The pigeon’s impressive perception lies below the level of verbalizing thought. It may be that humans have similar abilities buried deep within the brain. This would explain why some soldiers can see things in their mind’s eye that others cannot. Like pigeons, certain people may be able to recognize “danger” among all the clutter of a ramshackle street or a rural setting. Soldiers who are the best at spotting IEDs usually grew up in either perilous urban neighborhoods or in rural areas where they hunted. In other words, they were raised in environments in which they needed to be constantly vigilant. One soldier, a deer hunter from Michigan, detected a three-inch clothes pin at thirty yards and recognized it as a bomb trigger.
The question this raises, oddly enough, is whether the military should try to teach bomb-finding skills to soldiers who lack this natural ability. Like most other experts, the soldiers who are good at finding bombs may not be able to articulate why. More important, the other soldiers could potentially be better off learning to develop their own “sixth sense” than to learn four or five particular things to look for. The very lack of training may open the mind to new stimuli. By engaging their conscious minds with a memorized list of possible signs of IEDs, the soldiers could be disengaging their unconscious minds, reducing the level of visual and mental alertness that might best serve them.

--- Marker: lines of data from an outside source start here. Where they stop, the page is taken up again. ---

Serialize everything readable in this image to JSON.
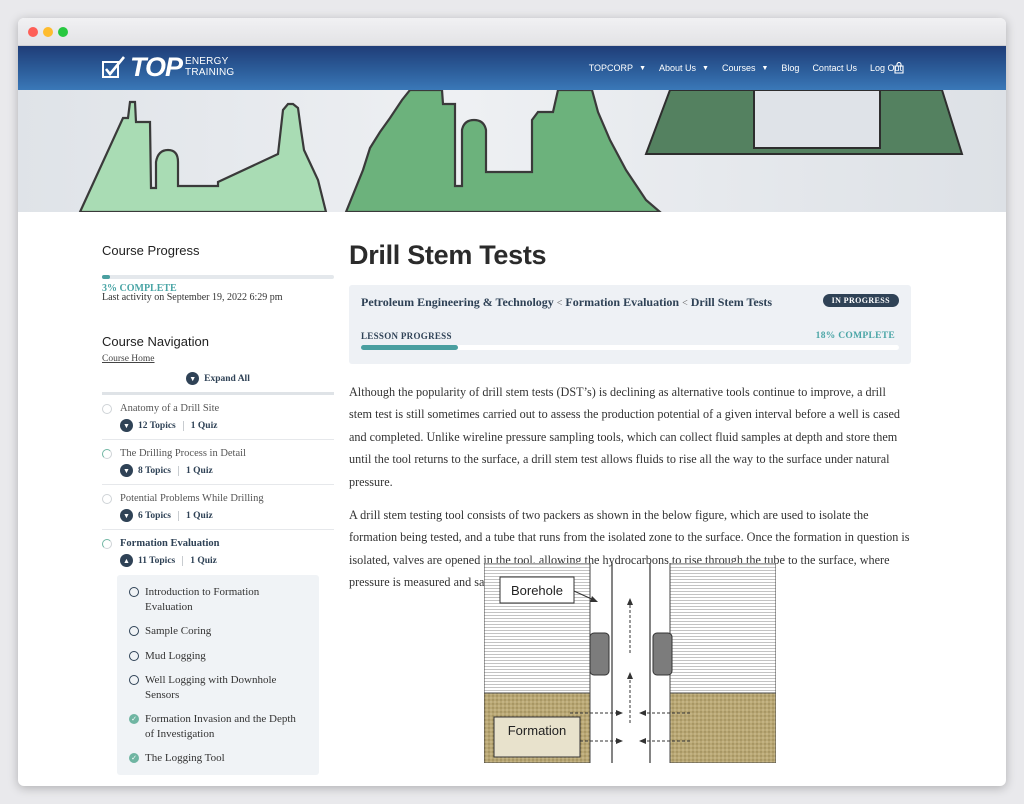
{
  "brand": {
    "logo_main": "TOP",
    "logo_line1": "ENERGY",
    "logo_line2": "TRAINING"
  },
  "nav": {
    "items": [
      {
        "label": "TOPCORP",
        "dropdown": true
      },
      {
        "label": "About Us",
        "dropdown": true
      },
      {
        "label": "Courses",
        "dropdown": true
      },
      {
        "label": "Blog",
        "dropdown": false
      },
      {
        "label": "Contact Us",
        "dropdown": false
      },
      {
        "label": "Log Out",
        "dropdown": false
      }
    ],
    "cart_icon": "shopping-bag-icon"
  },
  "sidebar": {
    "progress_title": "Course Progress",
    "course_progress_fraction": 0.03,
    "course_progress_label": "3% COMPLETE",
    "last_activity": "Last activity on September 19, 2022 6:29 pm",
    "nav_title": "Course Navigation",
    "course_home": "Course Home",
    "expand_all": "Expand All",
    "lessons": [
      {
        "title": "Anatomy of a Drill Site",
        "topics": "12 Topics",
        "quiz": "1 Quiz"
      },
      {
        "title": "The Drilling Process in Detail",
        "topics": "8 Topics",
        "quiz": "1 Quiz"
      },
      {
        "title": "Potential Problems While Drilling",
        "topics": "6 Topics",
        "quiz": "1 Quiz"
      },
      {
        "title": "Formation Evaluation",
        "topics": "11 Topics",
        "quiz": "1 Quiz"
      }
    ],
    "topics": [
      {
        "title": "Introduction to Formation Evaluation",
        "done": false
      },
      {
        "title": "Sample Coring",
        "done": false
      },
      {
        "title": "Mud Logging",
        "done": false
      },
      {
        "title": "Well Logging with Downhole Sensors",
        "done": false
      },
      {
        "title": "Formation Invasion and the Depth of Investigation",
        "done": true
      },
      {
        "title": "The Logging Tool",
        "done": true
      }
    ]
  },
  "article": {
    "title": "Drill Stem Tests",
    "breadcrumb": [
      "Petroleum Engineering & Technology",
      "Formation Evaluation",
      "Drill Stem Tests"
    ],
    "breadcrumb_sep": "<",
    "status_badge": "IN PROGRESS",
    "lesson_progress_label": "LESSON PROGRESS",
    "lesson_progress_pct": "18% COMPLETE",
    "lesson_progress_fraction": 0.18,
    "paragraphs": [
      "Although the popularity of drill stem tests (DST’s) is declining as alternative tools continue to improve, a drill stem test is still sometimes carried out to assess the production potential of a given interval before a well is cased and completed. Unlike wireline pressure sampling tools, which can collect fluid samples at depth and store them until the tool returns to the surface, a drill stem test allows fluids to rise all the way to the surface under natural pressure.",
      "A drill stem testing tool consists of two packers as shown in the below figure, which are used to isolate the formation being tested, and a tube that runs from the isolated zone to the surface. Once the formation in question is isolated, valves are opened in the tool, allowing the hydrocarbons to rise through the tube to the surface, where pressure is measured and samples are collected."
    ],
    "figure_labels": {
      "borehole": "Borehole",
      "formation": "Formation"
    }
  }
}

This point is supported by an experiment devised by Donald Spence. Subjects were told that the study was nothing more than a test of memory. In reality, it was a test of the brain’s ability to make unconscious connections. Subjects were presented with a list of words and asked to recount the ones they remembered. Spence arranged the words in such a way that about half of them had a common but undeclared denominator. The common denominator was the word “cheese,” which was itself on the list along with other associated words—“ripe,” “smell,” “blue,” and so on. The list also contained words not normally associated with cheese.
Spence found an intriguing dichotomy. If the subject recalled the actual word “cheese,” he or she recalled fewer related words. And he or she recalled fewer related words after identifying the word “cheese” than before. But if the subject did not recall the word “cheese,” he or she remembered more cheese-related words. The result seems counterintuitive. Wouldn’t we recall more related words after hitting upon the central idea? No—because after finding the solution, the brain stops searching.
Excerpted from Maximum Brainpower by Shlomo Breznitz and Collins Hemingway. Copyright © 2012 by Shlomo Breznitz. Excerpted by permission of Ballantine Books, a division of Random House, Inc. All rights reserved. No part of this excerpt may be reproduced or reprinted without permission in writing from the publisher.